The passage we look into today, Titus 3:5-8, closes with a phrase that lets us know the early church, prior to its written form here, passed on this section. (Look for next week’s post on early church creeds!) They knew it, recited it, and spoke confidently of it. We close today with the notion that we too must internalize and be able to speak confidently of what He has revealed.
Many criticize this book as “not very theologically rigorous” despite its focus on SOUND TEACHING! They point to this section and lament that it is not more robust, more detailed.
But, if you pay attention to the words, and read with the knowledge that Paul was writing this at the end of his life, to a man who had been with Paul, listening to all his many teachings, and who no doubt already internalized the messages of the other epistles–then you begin to realize this passage succinctly hits all the major points. (Paul loved run on sentences, so I am quite sure he would approve of me writing them as well.). These points would have been enough for Titus to understand the fullness of the message he should confidently speak.
Not our righteousness, but His mercy!
Paul’s run on sentence begins in verse four and runs through verse seven. According to John Stott (201) this is “perhaps the fullest statement of salvation in the New Testament.” Perhaps it is one we should write on our hearts.
Twice in this passage, we see how the Trinity is at work. Distinct and in perfect unity. We should also note all the rich words: saved, righteousness, mercy, regeneration, renewal, grace, justified, hope, heirs, eternal life.
Verse 5 He saved us, not on the basis of deeds which we have done. The just shall live by faith! Not by works. Not by deeds.
Even deeds that appear good. Even deeds that are done with good intentions. None are good enough, truly and purely good. We depend on His deeds, His righteousness. Philippians 3:7-11
…but according to His mercy… This word evokes both the cross and resurrection–the work of His mercy, the riches of His mercy in action; His work on our behalf. Read and ponder: Ephesians 2:4f; 1 Peter 1:3.
…by the washing of regeneration; alluding to water baptism. Paul is stressing the sign that points to the thing symbolized, namely that the washing of baptism points to the inward reality of the Spirit’s washing. This signifies the cleansed conscience spoken of in Hebrews 9:8-14. In OT sacrifices, the sprinkling of the blood symbolized ritual cleansing–and now the water symbolizes our cleansing. The Spirit does the work of regeneration.
…and renewing of the Holy Spirit… Renewal, making all things new. He has not patched us up, or fixed what was broken. He has made us anew, renewed, born again.
….whom He poured out on us richly through Jesus Christ our Saviour… Pour, the very same word picture used in Romans 5:1-5, and from John 7 when Jesus stands up on the last day of the feast offering streams of living water to all who thirst.
According to the promise:

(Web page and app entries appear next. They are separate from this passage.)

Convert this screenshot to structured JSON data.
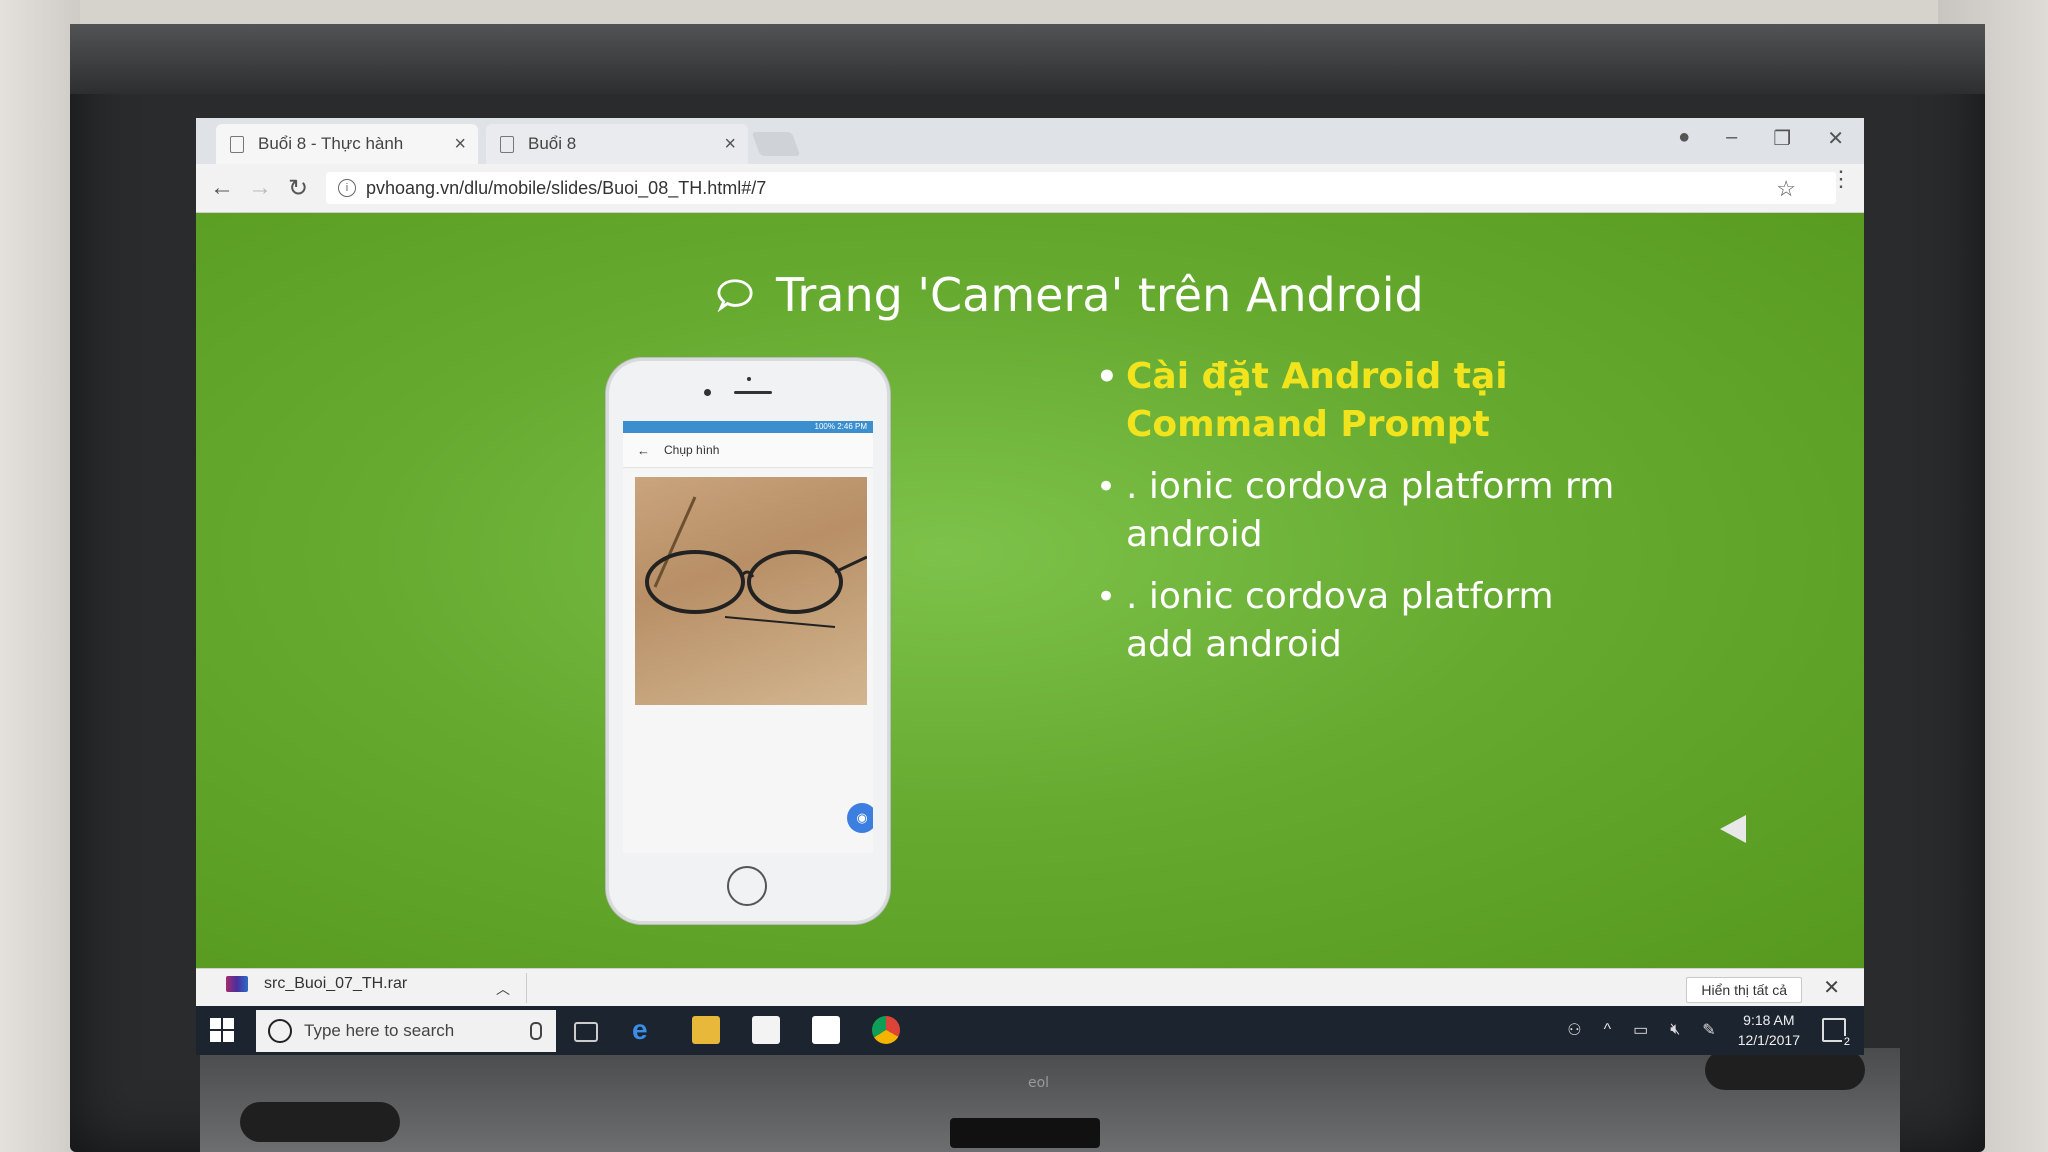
{
  "browser": {
    "tabs": [
      {
        "label": "Buổi 8 - Thực hành"
      },
      {
        "label": "Buổi 8"
      }
    ],
    "url": "pvhoang.vn/dlu/mobile/slides/Buoi_08_TH.html#/7"
  },
  "slide": {
    "title": "Trang 'Camera' trên Android",
    "bullets": [
      "Cài đặt Android tại Command Prompt",
      ". ionic cordova platform rm android",
      ". ionic cordova platform add android"
    ],
    "highlight_color": "#f2e41c",
    "background_color": "#66aa30"
  },
  "phone": {
    "app_title": "Chụp hình",
    "status_text": "100% 2:46 PM"
  },
  "download_bar": {
    "file_name": "src_Buoi_07_TH.rar",
    "show_all_label": "Hiển thị tất cả"
  },
  "taskbar": {
    "search_placeholder": "Type here to search",
    "time": "9:18 AM",
    "date": "12/1/2017",
    "notification_count": "2"
  },
  "tv": {
    "brand": "eol"
  }
}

Galatians 3:14…in order that in Christ Jesus the blessing of Abraham might come to the Gentiles, so that we might receive the promised Spirit through faith.
Isaiah taught that God would pour out His Spirit, changing the wilderness into a fertile field (Isaiah 32:15ff). Also that the pouring out His Spirit would make the faithful like poplars or willows along the banks of an ever freshly flowing river (Isaiah 44:1-5). We are given the Spirit of Truth, Who is our true Helper according to the promises in John 14-16.
THROUGH!!! Jesus is the Mediator! No one comes to the Father but by Me, says Jesus. And the Father gives the promised Spirit to the Son to pour out, or to be poured out through, through our Mediator.
…so that being justified by His grace… Romans 3:21-26; 4, 5:1, 16-19.
….we would be made heirs according to the hope of eternal life. The true gospel always points to the eternal, not merely the here and now solutions we long for in life. Our hope is not an earthly hope. His Kingdom is not of this world. He will come back one day, to take us home; to the home He is preparing for us! And we wait, in hope; and therefore He is not ashamed to be called our God (Hebrews 11:16)! Romans 5:20-21; 8:17; Galatians 3:29; Ephesians 3:6; 2 Corinthians 4-5.
This is a trustworthy statement; and concerning these things I want you to speak confidently…
This is how the early church memorized it, to keep it and cling to it and remember and pass on and contend for the faith. May we too!!!
photo by Aaron Burden on Unsplash